United States Department of the Army
The United States Department of the Army (DA) is one of the three military departments within the Department of Defense of the U.S. The Department of the Army is the federal government agency within which the United States Army (U.S.) is organized, and it is led by the secretary of the Army, who has statutory authority under 10 United States Code § 3013 to conduct its affairs and to prescribe regulations for its government, subject to the limits of the law, and the directions of the secretary of defense and the president.
|Formed||September 18, 1947|
|Headquarters||The Pentagon, Arlington County, Virginia, U.S.|
|Annual budget||$174.7B (FY2022)|
|Parent agency||U.S. Department of Defense|
|Military service branches|
The secretary of the army is a civilian official appointed by the president and confirmed by the Senate. The highest-ranking military officer in the department is the chief of staff of the Army, who is also a member of the Joint Chiefs of Staff. Other senior officials of the department are the under secretary of the Army (principal deputy to the secretary) and the vice chief of staff of the Army (principal deputy to the chief of staff.)

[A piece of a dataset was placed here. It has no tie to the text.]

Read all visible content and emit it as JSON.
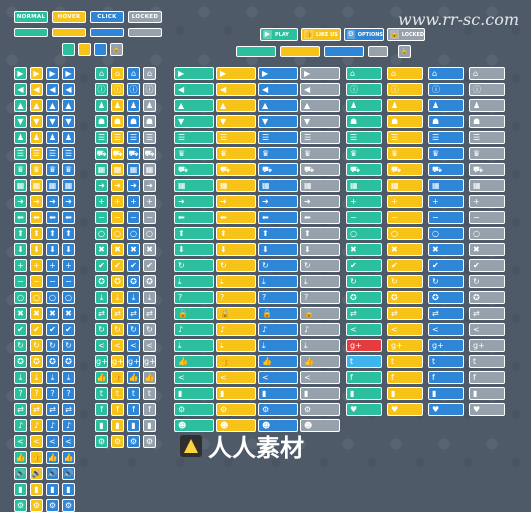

The Department of War was originally formed in 1789 as an Executive Department of the United States, and was split by the National Security Act of 1947 into the Department of the Army and Department of the Air Force on September 18, 1947. By amendments to the National Security Act of 1947 in 1949, the department of the Army was transformed to its present-day status.